I've been reading (well, listening to) Martin Gregor-Dellin's magnificent biography of Richard Wagner and came across a word which may well have been invented by Wagner himself. During his early years of pretty much unrelieved poverty, Wagner wrote feuilletons and music criticism to earn money while he desperately tried to get his early operas and overtures played. And they're still worth reading. This was before Wagner developed the pompous, semi-messianic tone that marks his later writing, including his autobiography. Gregor-Dellin cites some elegant turns of phrase to prove his point.
In 1840, Wagner met Heinrich Heine, the German poet who had been forced into Parisian exile for his political views. (Heine was Jewish, this was before Wagner's anti-Semitism became more pronounced.) Impressed by Heine's wit and strength of character, Wagner publicly defended him (g, pdf) against the withering attacks in the German press, which Wagner denounced as a product of Schmähgier.
This is brilliant German portmanteau word. Schmähen is a German verb meaning to viciously criticize or vilify. If you yell it it's a Schmähruf (vilify-call). If you criticize someone so harshly that it amounts to vilification, you may be legally liable in Germany for Schmähkritik(g).The German federal constitutional court has stated that although harsh criticism is protected by freedom of speech, criticism that is intended primarily to humiliate and insult and heap scorn on someone, without engaging in serious argumentation or debate, can be prosecuted under Germany's laws protecting personal honor. A lawyer who called his opponent (who apparently had a title of nobility) a 'chiseler' and 'Prince of Bullshit' (Flunkerfürst (g)) got dinged by a court in Hamburg for Schmähkritik.
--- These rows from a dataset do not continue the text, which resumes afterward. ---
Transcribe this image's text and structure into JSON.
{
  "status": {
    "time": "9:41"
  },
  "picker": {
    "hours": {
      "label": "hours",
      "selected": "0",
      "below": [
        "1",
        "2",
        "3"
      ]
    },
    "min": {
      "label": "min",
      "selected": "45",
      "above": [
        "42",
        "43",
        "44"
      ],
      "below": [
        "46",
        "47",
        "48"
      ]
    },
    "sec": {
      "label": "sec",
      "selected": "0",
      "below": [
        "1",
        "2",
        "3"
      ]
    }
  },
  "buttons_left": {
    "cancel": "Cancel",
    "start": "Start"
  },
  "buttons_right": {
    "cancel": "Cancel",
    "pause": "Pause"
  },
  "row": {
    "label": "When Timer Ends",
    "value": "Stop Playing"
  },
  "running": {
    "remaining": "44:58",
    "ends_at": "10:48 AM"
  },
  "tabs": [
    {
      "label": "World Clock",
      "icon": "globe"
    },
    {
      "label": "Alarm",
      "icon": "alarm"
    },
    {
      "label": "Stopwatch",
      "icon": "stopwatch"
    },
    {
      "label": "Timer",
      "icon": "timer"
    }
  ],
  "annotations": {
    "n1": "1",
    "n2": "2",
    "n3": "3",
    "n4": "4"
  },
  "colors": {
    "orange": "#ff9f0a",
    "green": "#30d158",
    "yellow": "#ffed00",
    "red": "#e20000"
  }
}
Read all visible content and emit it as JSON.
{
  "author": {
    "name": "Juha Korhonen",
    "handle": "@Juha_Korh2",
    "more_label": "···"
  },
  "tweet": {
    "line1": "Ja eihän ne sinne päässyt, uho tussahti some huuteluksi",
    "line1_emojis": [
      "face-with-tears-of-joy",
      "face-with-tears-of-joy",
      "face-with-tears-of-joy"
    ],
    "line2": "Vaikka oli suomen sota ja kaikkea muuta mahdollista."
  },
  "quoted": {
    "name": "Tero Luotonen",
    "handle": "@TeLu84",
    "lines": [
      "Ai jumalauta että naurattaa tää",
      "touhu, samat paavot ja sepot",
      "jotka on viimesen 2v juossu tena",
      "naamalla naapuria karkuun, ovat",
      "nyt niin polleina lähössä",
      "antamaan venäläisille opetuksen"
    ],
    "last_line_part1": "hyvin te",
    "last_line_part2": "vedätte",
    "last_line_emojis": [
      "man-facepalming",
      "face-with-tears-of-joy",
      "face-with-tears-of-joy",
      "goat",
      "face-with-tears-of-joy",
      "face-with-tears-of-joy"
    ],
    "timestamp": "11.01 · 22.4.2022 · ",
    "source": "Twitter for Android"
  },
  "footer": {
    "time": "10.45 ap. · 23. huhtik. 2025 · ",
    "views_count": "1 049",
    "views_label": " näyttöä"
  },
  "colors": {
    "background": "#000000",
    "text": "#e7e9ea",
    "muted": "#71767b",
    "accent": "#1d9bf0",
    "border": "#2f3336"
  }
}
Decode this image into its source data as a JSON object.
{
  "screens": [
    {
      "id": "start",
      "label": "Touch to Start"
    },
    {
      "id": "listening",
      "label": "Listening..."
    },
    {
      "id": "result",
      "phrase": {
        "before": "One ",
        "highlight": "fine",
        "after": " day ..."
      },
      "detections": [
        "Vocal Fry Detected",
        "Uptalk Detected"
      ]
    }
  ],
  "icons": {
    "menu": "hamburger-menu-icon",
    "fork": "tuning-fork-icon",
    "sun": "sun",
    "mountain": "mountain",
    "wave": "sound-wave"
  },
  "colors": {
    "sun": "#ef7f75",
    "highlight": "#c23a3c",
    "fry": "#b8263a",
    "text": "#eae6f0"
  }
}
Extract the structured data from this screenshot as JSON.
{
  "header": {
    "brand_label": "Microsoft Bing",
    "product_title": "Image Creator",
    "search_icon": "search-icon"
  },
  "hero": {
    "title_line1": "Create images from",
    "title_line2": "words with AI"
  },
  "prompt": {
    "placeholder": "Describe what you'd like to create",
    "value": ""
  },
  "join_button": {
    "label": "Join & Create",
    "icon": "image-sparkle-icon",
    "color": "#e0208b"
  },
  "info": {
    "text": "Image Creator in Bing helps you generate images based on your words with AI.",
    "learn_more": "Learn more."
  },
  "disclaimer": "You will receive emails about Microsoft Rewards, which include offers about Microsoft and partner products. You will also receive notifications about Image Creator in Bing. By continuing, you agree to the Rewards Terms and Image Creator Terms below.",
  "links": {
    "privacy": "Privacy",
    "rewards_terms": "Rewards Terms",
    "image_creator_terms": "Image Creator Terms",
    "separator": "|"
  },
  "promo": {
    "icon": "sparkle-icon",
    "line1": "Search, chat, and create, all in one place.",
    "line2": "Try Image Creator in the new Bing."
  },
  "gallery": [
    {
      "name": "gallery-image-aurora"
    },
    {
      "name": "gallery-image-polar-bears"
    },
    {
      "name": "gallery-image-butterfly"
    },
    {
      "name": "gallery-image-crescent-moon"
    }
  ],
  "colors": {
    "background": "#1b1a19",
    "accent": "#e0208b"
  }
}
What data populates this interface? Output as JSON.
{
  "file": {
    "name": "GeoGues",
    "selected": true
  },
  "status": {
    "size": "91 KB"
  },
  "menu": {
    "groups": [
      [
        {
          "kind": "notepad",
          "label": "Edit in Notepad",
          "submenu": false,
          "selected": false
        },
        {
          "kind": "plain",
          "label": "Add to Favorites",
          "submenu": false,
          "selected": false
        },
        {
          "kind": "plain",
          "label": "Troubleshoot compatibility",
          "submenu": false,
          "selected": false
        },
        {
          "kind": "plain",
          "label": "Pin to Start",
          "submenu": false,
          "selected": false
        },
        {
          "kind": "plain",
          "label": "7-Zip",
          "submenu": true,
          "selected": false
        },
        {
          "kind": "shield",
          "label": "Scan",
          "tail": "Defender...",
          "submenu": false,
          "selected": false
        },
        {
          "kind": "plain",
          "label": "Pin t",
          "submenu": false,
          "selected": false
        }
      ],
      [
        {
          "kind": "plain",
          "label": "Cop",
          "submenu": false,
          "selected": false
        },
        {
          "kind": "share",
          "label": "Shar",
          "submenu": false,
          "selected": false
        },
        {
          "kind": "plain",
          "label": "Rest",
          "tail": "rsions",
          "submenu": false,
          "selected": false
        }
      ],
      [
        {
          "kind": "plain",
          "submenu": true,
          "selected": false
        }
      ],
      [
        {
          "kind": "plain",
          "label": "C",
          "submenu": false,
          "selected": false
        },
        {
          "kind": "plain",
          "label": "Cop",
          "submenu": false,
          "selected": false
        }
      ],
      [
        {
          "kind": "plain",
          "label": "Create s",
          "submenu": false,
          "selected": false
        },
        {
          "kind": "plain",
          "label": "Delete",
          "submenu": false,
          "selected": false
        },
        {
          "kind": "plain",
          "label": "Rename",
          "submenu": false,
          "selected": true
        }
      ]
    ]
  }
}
Gier is greed or desire. Habgier is the greed to have (haben), i.e. avarice. Neugier is the greed for the new, or curiosity. You can have Gier for anything, there's even Mordgier, for those with an uncontrollable compulsion to kill. So Schmähgier is yet another short German word with tons of meaning packed in: the compulsive desire to vilify someone else.
I can't readily find this word anywhere before Wagner's use of it, so I would like to believe the master invented it himself.